It's not a difficult scenario to imagine: A group of pedestrians stand on a street corner, waiting for the crosswalk light to turn green. At least a few, if not all, are staring down at their smartphones. For whatever reason — whether scrolling through Instagram or engrossed in a game of Cooking Fever — they're not fully attuned to the traffic light ahead. A particularly oblivious walker might even step into oncoming traffic.
“Smartphone zombies,” as the Verge described them, have become a real concern — and one Dutch municipality wants to stem the problem before it gets worse.
Now officials in Bodegraven-Reeuwijk, about 25 miles south of Amsterdam in the western Netherlands, are piloting a program that they think may help protect such distracted pedestrians. At a handful of intersections around town, illuminated LED strips of light (called "+Lichtlijn,” or light lines) have been installed into the pavement.
The “light lines” can change color and are synced with their corresponding traffic lights; as soon as the normal crossing light turns red or green, so, too, does the one in the ground.
The idea, officials said, is that people on their phones are going to be staring toward their feet anyway. Why not make it more likely that they will still be able to see the traffic light in their immediate peripheral vision?
“The lure of social media, games, WhatsApp and music is great, and it comes at the expense of paying attention to traffic,” town alderman Kees Oskam said in a statement. “As a government, we probably can't reverse this trend, but we can anticipate problems.”
The project has attracted criticism from Veilig Verkeer Nederland (VVN), a group that advocates for road safety in the Netherlands.
“What you are doing is rewarding bad behavior,” a spokesman for the group told DutchNews.nl about the light lines.
Nevertheless, schools in Bodegraven-Reeuwijk that are near the test light lines are reportedly excited about the pilot program, hoping it will increase safety.
HIG Traffic Systems, which developed the light lines, hopes other cities in the Netherlands will be interested in the system as well, according to Omroep West.
In the United States, “distracted walking” has becoming an increasingly serious problem. According to the National Highway Traffic Safety Administration, 5,376 pedestrians were killed in the United States in 2015, up from 4,884 the year before. Nearly three-quarters of those deaths take place at “non-intersections,” while 19 percent occur at places where pedestrians are meant to be, including crosswalks and sidewalks.
In 2015, for the first time, the National Safety Council included in an annual report statistics about distracted-walking incidents involving cellphones. The group found that distracted walking was responsible for more than 11,100 injuries between 2000 and 2011.
The council's list of pedestrian safety tips includes such age-old advice as “Look left, right and left again before crossing the street” but also now warns never to use a cellphone or other electronic device while walking.

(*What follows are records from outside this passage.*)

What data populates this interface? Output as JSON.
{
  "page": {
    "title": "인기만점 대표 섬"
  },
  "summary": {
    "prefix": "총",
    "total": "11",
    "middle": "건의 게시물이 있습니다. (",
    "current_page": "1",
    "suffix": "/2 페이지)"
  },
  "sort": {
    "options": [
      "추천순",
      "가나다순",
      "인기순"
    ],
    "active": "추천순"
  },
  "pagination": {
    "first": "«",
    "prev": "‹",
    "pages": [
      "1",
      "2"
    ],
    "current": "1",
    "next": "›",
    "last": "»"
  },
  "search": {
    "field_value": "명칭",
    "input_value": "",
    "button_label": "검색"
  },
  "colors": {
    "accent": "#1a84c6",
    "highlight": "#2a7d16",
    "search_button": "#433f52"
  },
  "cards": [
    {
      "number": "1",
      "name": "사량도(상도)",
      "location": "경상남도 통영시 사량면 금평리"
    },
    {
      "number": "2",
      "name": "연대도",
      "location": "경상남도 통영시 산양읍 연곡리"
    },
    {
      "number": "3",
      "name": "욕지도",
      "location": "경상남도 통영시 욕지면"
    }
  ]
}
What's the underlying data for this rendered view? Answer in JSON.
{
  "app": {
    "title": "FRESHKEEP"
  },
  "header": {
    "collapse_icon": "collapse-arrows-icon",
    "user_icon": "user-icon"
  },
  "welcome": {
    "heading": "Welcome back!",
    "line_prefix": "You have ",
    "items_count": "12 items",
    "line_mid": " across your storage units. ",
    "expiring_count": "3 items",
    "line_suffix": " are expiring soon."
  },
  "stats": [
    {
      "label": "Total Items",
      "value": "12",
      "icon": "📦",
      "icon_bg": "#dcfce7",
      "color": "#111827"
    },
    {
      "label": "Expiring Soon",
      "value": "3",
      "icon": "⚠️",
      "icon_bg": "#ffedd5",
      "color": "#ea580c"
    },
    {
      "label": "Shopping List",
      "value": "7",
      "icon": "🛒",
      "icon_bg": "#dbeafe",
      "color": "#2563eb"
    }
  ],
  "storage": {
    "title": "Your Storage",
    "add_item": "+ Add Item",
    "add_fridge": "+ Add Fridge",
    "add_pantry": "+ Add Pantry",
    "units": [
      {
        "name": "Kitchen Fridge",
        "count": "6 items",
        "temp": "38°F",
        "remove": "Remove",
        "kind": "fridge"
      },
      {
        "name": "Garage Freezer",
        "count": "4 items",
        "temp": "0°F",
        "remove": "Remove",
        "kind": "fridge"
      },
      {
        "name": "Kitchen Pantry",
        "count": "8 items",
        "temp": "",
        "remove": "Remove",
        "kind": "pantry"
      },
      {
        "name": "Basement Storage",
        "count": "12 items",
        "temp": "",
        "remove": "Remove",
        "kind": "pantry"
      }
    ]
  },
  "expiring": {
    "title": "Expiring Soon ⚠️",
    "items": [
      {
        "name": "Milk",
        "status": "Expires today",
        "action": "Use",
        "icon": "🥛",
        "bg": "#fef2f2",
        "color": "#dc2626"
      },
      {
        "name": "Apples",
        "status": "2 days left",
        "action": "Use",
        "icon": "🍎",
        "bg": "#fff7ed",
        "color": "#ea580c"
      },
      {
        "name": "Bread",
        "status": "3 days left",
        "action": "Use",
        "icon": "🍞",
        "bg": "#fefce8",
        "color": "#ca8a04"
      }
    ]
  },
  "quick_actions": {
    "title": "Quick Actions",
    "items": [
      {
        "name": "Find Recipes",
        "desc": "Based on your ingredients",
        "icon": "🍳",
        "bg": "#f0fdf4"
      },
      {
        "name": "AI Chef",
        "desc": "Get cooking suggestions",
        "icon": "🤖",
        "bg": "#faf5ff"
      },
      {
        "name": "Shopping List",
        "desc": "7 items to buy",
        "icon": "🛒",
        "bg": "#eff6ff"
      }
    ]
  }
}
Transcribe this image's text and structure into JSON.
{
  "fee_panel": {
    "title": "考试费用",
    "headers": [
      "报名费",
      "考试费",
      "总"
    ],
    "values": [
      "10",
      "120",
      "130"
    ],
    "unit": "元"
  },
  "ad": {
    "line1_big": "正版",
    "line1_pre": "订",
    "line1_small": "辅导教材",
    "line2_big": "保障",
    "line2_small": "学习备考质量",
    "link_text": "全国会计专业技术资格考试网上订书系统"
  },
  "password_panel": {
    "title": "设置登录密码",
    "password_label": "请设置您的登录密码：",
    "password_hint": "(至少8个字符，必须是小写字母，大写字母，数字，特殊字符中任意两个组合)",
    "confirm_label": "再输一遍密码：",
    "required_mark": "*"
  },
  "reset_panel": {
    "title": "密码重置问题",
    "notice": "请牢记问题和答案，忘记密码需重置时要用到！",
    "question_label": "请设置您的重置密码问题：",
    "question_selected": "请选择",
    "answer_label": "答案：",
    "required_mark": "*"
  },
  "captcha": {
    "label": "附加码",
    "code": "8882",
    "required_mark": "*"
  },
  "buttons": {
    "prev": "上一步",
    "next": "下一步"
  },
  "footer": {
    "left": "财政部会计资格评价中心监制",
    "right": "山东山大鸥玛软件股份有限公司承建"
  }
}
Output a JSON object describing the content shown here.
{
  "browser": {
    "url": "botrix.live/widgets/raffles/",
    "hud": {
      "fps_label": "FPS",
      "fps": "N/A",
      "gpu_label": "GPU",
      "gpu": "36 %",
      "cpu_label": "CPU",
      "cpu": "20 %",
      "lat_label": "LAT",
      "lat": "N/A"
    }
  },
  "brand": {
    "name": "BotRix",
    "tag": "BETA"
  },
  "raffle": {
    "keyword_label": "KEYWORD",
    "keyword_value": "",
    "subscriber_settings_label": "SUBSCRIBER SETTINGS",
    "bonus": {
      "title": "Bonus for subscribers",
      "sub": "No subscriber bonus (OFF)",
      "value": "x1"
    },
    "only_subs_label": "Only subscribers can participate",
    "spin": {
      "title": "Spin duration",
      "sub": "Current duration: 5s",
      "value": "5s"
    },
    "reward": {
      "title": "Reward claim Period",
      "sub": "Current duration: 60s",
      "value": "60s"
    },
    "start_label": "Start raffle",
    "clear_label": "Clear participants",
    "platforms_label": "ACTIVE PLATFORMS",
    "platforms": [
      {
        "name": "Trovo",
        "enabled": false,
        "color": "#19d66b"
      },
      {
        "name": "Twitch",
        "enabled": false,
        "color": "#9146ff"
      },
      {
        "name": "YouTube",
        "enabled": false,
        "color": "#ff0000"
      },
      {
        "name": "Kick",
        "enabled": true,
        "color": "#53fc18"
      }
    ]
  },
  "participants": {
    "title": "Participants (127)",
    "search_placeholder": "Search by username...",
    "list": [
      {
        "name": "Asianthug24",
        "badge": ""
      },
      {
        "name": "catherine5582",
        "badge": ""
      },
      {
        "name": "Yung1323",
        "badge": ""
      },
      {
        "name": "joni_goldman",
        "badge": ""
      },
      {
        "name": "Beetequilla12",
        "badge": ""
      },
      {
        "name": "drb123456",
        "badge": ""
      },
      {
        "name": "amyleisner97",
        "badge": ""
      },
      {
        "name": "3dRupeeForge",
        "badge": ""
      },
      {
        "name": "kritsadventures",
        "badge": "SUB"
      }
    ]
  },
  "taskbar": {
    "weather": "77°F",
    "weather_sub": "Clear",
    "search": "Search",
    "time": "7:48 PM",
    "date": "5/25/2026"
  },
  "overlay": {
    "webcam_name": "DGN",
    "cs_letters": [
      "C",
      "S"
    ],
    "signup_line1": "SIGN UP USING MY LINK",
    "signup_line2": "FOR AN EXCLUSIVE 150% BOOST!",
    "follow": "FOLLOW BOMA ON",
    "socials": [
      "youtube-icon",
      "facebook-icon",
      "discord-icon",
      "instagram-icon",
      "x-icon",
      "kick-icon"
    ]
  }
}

“Walking is one of the best things we can do to stay healthy, but only if we put safety first,” the group notes on its website.
Last year, a New Jersey lawmaker introduced a bill that would have banned walking and texting at the same time, as well as pedestrians from using phones, iPads or other communication devices that were not hands-free, the Associated Press reported. Violators could have been fined $50, 15 days in prison or both.
“Distracted pedestrians, like distracted drivers, present a potential danger to themselves and drivers on the road,” the bill's sponsor, state legislator Pamela Lampitt (D), said at the time, according to the AP. “An individual crossing the road distracted by their smartphone presents just as much danger to motorists as someone jaywalking and should be held, at minimum, to the same penalty.”